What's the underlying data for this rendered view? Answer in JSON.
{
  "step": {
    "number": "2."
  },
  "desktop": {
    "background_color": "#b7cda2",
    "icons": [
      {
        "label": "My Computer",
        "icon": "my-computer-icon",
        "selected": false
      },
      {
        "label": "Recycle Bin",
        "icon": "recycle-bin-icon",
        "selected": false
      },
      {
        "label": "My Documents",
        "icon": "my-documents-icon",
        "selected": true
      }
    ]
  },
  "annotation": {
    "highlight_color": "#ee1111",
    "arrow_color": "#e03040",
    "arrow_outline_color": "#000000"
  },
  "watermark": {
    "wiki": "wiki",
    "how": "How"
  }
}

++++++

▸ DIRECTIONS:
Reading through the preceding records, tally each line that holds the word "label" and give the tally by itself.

▸ ANSWER TO THIS EXERCISE:
3